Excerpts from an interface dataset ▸
====
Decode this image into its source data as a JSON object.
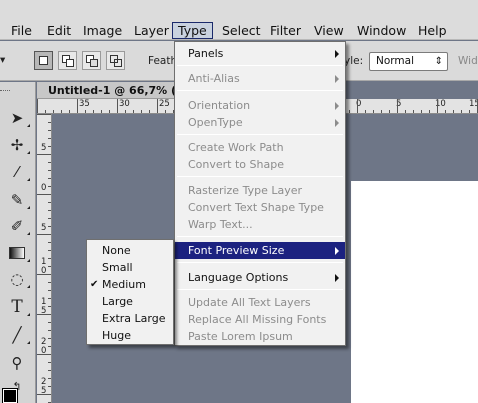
{
  "menubar": {
    "items": [
      "File",
      "Edit",
      "Image",
      "Layer",
      "Type",
      "Select",
      "Filter",
      "View",
      "Window",
      "Help"
    ],
    "active": "Type"
  },
  "options_bar": {
    "feather_label": "Feath",
    "style_label": "yle:",
    "style_value": "Normal",
    "width_label": "Wid"
  },
  "document": {
    "tab_title": "Untitled-1 @ 66,7% (CM",
    "ruler_h_labels": [
      "35",
      "30",
      "25",
      "0",
      "5",
      "10",
      "15"
    ],
    "ruler_v_labels": [
      "5",
      "0",
      "5",
      "10",
      "15",
      "20",
      "25"
    ]
  },
  "type_menu": {
    "items": [
      {
        "label": "Panels",
        "submenu": true,
        "disabled": false
      },
      {
        "label": "Anti-Alias",
        "submenu": true,
        "disabled": true
      },
      {
        "label": "Orientation",
        "submenu": true,
        "disabled": true
      },
      {
        "label": "OpenType",
        "submenu": true,
        "disabled": true
      },
      {
        "label": "Create Work Path",
        "submenu": false,
        "disabled": true
      },
      {
        "label": "Convert to Shape",
        "submenu": false,
        "disabled": true
      },
      {
        "label": "Rasterize Type Layer",
        "submenu": false,
        "disabled": true
      },
      {
        "label": "Convert Text Shape Type",
        "submenu": false,
        "disabled": true
      },
      {
        "label": "Warp Text...",
        "submenu": false,
        "disabled": true
      },
      {
        "label": "Font Preview Size",
        "submenu": true,
        "disabled": false,
        "highlighted": true
      },
      {
        "label": "Language Options",
        "submenu": true,
        "disabled": false
      },
      {
        "label": "Update All Text Layers",
        "submenu": false,
        "disabled": true
      },
      {
        "label": "Replace All Missing Fonts",
        "submenu": false,
        "disabled": true
      },
      {
        "label": "Paste Lorem Ipsum",
        "submenu": false,
        "disabled": true
      }
    ]
  },
  "font_preview_submenu": {
    "items": [
      "None",
      "Small",
      "Medium",
      "Large",
      "Extra Large",
      "Huge"
    ],
    "checked": "Medium"
  },
  "icons": {
    "tools": [
      "move-icon",
      "quick-select-icon",
      "eyedropper-icon",
      "brush-icon",
      "history-brush-icon",
      "gradient-icon",
      "lasso-icon",
      "type-icon",
      "line-icon",
      "zoom-icon",
      "swap-colors-icon",
      "color-swatch-icon"
    ]
  },
  "colors": {
    "menu_highlight": "#1c2280",
    "canvas_bg": "#6e7687",
    "menu_bg": "#f1f1f1"
  }
}
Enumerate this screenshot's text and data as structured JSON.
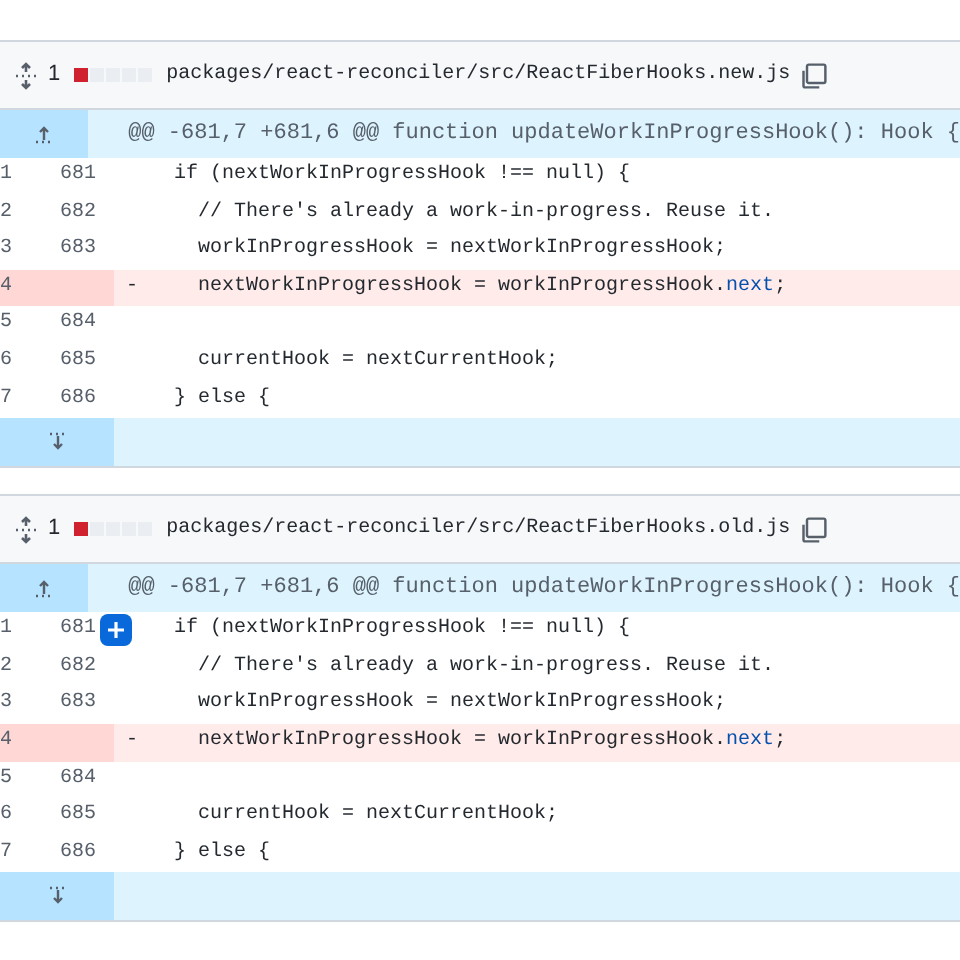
{
  "files": [
    {
      "count": "1",
      "diffstat": [
        {
          "kind": "deleted"
        },
        {
          "kind": "neutral"
        },
        {
          "kind": "neutral"
        },
        {
          "kind": "neutral"
        },
        {
          "kind": "neutral"
        }
      ],
      "path": "packages/react-reconciler/src/ReactFiberHooks.new.js",
      "hunk_header": "@@ -681,7 +681,6 @@ function updateWorkInProgressHook(): Hook {",
      "lines": [
        {
          "kind": "context",
          "old": "1",
          "new": "681",
          "segments": [
            {
              "kind": "plain",
              "text": "  if (nextWorkInProgressHook !== null) {"
            }
          ]
        },
        {
          "kind": "context",
          "old": "2",
          "new": "682",
          "segments": [
            {
              "kind": "plain",
              "text": "    // There's already a work-in-progress. Reuse it."
            }
          ]
        },
        {
          "kind": "context",
          "old": "3",
          "new": "683",
          "segments": [
            {
              "kind": "plain",
              "text": "    workInProgressHook = nextWorkInProgressHook;"
            }
          ]
        },
        {
          "kind": "deleted",
          "old": "4",
          "sign": "-",
          "segments": [
            {
              "kind": "plain",
              "text": "    nextWorkInProgressHook = workInProgressHook."
            },
            {
              "kind": "property",
              "text": "next"
            },
            {
              "kind": "plain",
              "text": ";"
            }
          ]
        },
        {
          "kind": "context",
          "old": "5",
          "new": "684"
        },
        {
          "kind": "context",
          "old": "6",
          "new": "685",
          "segments": [
            {
              "kind": "plain",
              "text": "    currentHook = nextCurrentHook;"
            }
          ]
        },
        {
          "kind": "context",
          "old": "7",
          "new": "686",
          "segments": [
            {
              "kind": "plain",
              "text": "  } else {"
            }
          ]
        }
      ]
    },
    {
      "count": "1",
      "diffstat": [
        {
          "kind": "deleted"
        },
        {
          "kind": "neutral"
        },
        {
          "kind": "neutral"
        },
        {
          "kind": "neutral"
        },
        {
          "kind": "neutral"
        }
      ],
      "path": "packages/react-reconciler/src/ReactFiberHooks.old.js",
      "hunk_header": "@@ -681,7 +681,6 @@ function updateWorkInProgressHook(): Hook {",
      "lines": [
        {
          "kind": "context",
          "old": "1",
          "new": "681",
          "comment_button": true,
          "segments": [
            {
              "kind": "plain",
              "text": "  if (nextWorkInProgressHook !== null) {"
            }
          ]
        },
        {
          "kind": "context",
          "old": "2",
          "new": "682",
          "segments": [
            {
              "kind": "plain",
              "text": "    // There's already a work-in-progress. Reuse it."
            }
          ]
        },
        {
          "kind": "context",
          "old": "3",
          "new": "683",
          "segments": [
            {
              "kind": "plain",
              "text": "    workInProgressHook = nextWorkInProgressHook;"
            }
          ]
        },
        {
          "kind": "deleted",
          "old": "4",
          "sign": "-",
          "segments": [
            {
              "kind": "plain",
              "text": "    nextWorkInProgressHook = workInProgressHook."
            },
            {
              "kind": "property",
              "text": "next"
            },
            {
              "kind": "plain",
              "text": ";"
            }
          ]
        },
        {
          "kind": "context",
          "old": "5",
          "new": "684"
        },
        {
          "kind": "context",
          "old": "6",
          "new": "685",
          "segments": [
            {
              "kind": "plain",
              "text": "    currentHook = nextCurrentHook;"
            }
          ]
        },
        {
          "kind": "context",
          "old": "7",
          "new": "686",
          "segments": [
            {
              "kind": "plain",
              "text": "  } else {"
            }
          ]
        }
      ]
    }
  ]
}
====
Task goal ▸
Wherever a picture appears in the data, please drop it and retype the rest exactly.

Answer ▸
Decode this image into its source data as a JSON object.
{
  "menubar": {
    "items": [
      "File",
      "Edit",
      "Image",
      "Layer",
      "Type",
      "Select",
      "Filter",
      "View",
      "Window",
      "Help"
    ],
    "active": "Type"
  },
  "options_bar": {
    "feather_label": "Feath",
    "style_label": "yle:",
    "style_value": "Normal",
    "width_label": "Wid"
  },
  "document": {
    "tab_title": "Untitled-1 @ 66,7% (CM",
    "ruler_h_labels": [
      "35",
      "30",
      "25",
      "0",
      "5",
      "10",
      "15"
    ],
    "ruler_v_labels": [
      "5",
      "0",
      "5",
      "10",
      "15",
      "20",
      "25"
    ]
  },
  "type_menu": {
    "items": [
      {
        "label": "Panels",
        "submenu": true,
        "disabled": false
      },
      {
        "label": "Anti-Alias",
        "submenu": true,
        "disabled": true
      },
      {
        "label": "Orientation",
        "submenu": true,
        "disabled": true
      },
      {
        "label": "OpenType",
        "submenu": true,
        "disabled": true
      },
      {
        "label": "Create Work Path",
        "submenu": false,
        "disabled": true
      },
      {
        "label": "Convert to Shape",
        "submenu": false,
        "disabled": true
      },
      {
        "label": "Rasterize Type Layer",
        "submenu": false,
        "disabled": true
      },
      {
        "label": "Convert Text Shape Type",
        "submenu": false,
        "disabled": true
      },
      {
        "label": "Warp Text...",
        "submenu": false,
        "disabled": true
      },
      {
        "label": "Font Preview Size",
        "submenu": true,
        "disabled": false,
        "highlighted": true
      },
      {
        "label": "Language Options",
        "submenu": true,
        "disabled": false
      },
      {
        "label": "Update All Text Layers",
        "submenu": false,
        "disabled": true
      },
      {
        "label": "Replace All Missing Fonts",
        "submenu": false,
        "disabled": true
      },
      {
        "label": "Paste Lorem Ipsum",
        "submenu": false,
        "disabled": true
      }
    ]
  },
  "font_preview_submenu": {
    "items": [
      "None",
      "Small",
      "Medium",
      "Large",
      "Extra Large",
      "Huge"
    ],
    "checked": "Medium"
  },
  "icons": {
    "tools": [
      "move-icon",
      "quick-select-icon",
      "eyedropper-icon",
      "brush-icon",
      "history-brush-icon",
      "gradient-icon",
      "lasso-icon",
      "type-icon",
      "line-icon",
      "zoom-icon",
      "swap-colors-icon",
      "color-swatch-icon"
    ]
  },
  "colors": {
    "menu_highlight": "#1c2280",
    "canvas_bg": "#6e7687",
    "menu_bg": "#f1f1f1"
  }
}
Enumerate this screenshot's text and data as structured JSON.
{
  "files": [
    {
      "count": "1",
      "diffstat": [
        {
          "kind": "deleted"
        },
        {
          "kind": "neutral"
        },
        {
          "kind": "neutral"
        },
        {
          "kind": "neutral"
        },
        {
          "kind": "neutral"
        }
      ],
      "path": "packages/react-reconciler/src/ReactFiberHooks.new.js",
      "hunk_header": "@@ -681,7 +681,6 @@ function updateWorkInProgressHook(): Hook {",
      "lines": [
        {
          "kind": "context",
          "old": "1",
          "new": "681",
          "segments": [
            {
              "kind": "plain",
              "text": "  if (nextWorkInProgressHook !== null) {"
            }
          ]
        },
        {
          "kind": "context",
          "old": "2",
          "new": "682",
          "segments": [
            {
              "kind": "plain",
              "text": "    // There's already a work-in-progress. Reuse it."
            }
          ]
        },
        {
          "kind": "context",
          "old": "3",
          "new": "683",
          "segments": [
            {
              "kind": "plain",
              "text": "    workInProgressHook = nextWorkInProgressHook;"
            }
          ]
        },
        {
          "kind": "deleted",
          "old": "4",
          "sign": "-",
          "segments": [
            {
              "kind": "plain",
              "text": "    nextWorkInProgressHook = workInProgressHook."
            },
            {
              "kind": "property",
              "text": "next"
            },
            {
              "kind": "plain",
              "text": ";"
            }
          ]
        },
        {
          "kind": "context",
          "old": "5",
          "new": "684"
        },
        {
          "kind": "context",
          "old": "6",
          "new": "685",
          "segments": [
            {
              "kind": "plain",
              "text": "    currentHook = nextCurrentHook;"
            }
          ]
        },
        {
          "kind": "context",
          "old": "7",
          "new": "686",
          "segments": [
            {
              "kind": "plain",
              "text": "  } else {"
            }
          ]
        }
      ]
    },
    {
      "count": "1",
      "diffstat": [
        {
          "kind": "deleted"
        },
        {
          "kind": "neutral"
        },
        {
          "kind": "neutral"
        },
        {
          "kind": "neutral"
        },
        {
          "kind": "neutral"
        }
      ],
      "path": "packages/react-reconciler/src/ReactFiberHooks.old.js",
      "hunk_header": "@@ -681,7 +681,6 @@ function updateWorkInProgressHook(): Hook {",
      "lines": [
        {
          "kind": "context",
          "old": "1",
          "new": "681",
          "comment_button": true,
          "segments": [
            {
              "kind": "plain",
              "text": "  if (nextWorkInProgressHook !== null) {"
            }
          ]
        },
        {
          "kind": "context",
          "old": "2",
          "new": "682",
          "segments": [
            {
              "kind": "plain",
              "text": "    // There's already a work-in-progress. Reuse it."
            }
          ]
        },
        {
          "kind": "context",
          "old": "3",
          "new": "683",
          "segments": [
            {
              "kind": "plain",
              "text": "    workInProgressHook = nextWorkInProgressHook;"
            }
          ]
        },
        {
          "kind": "deleted",
          "old": "4",
          "sign": "-",
          "segments": [
            {
              "kind": "plain",
              "text": "    nextWorkInProgressHook = workInProgressHook."
            },
            {
              "kind": "property",
              "text": "next"
            },
            {
              "kind": "plain",
              "text": ";"
            }
          ]
        },
        {
          "kind": "context",
          "old": "5",
          "new": "684"
        },
        {
          "kind": "context",
          "old": "6",
          "new": "685",
          "segments": [
            {
              "kind": "plain",
              "text": "    currentHook = nextCurrentHook;"
            }
          ]
        },
        {
          "kind": "context",
          "old": "7",
          "new": "686",
          "segments": [
            {
              "kind": "plain",
              "text": "  } else {"
            }
          ]
        }
      ]
    }
  ]
}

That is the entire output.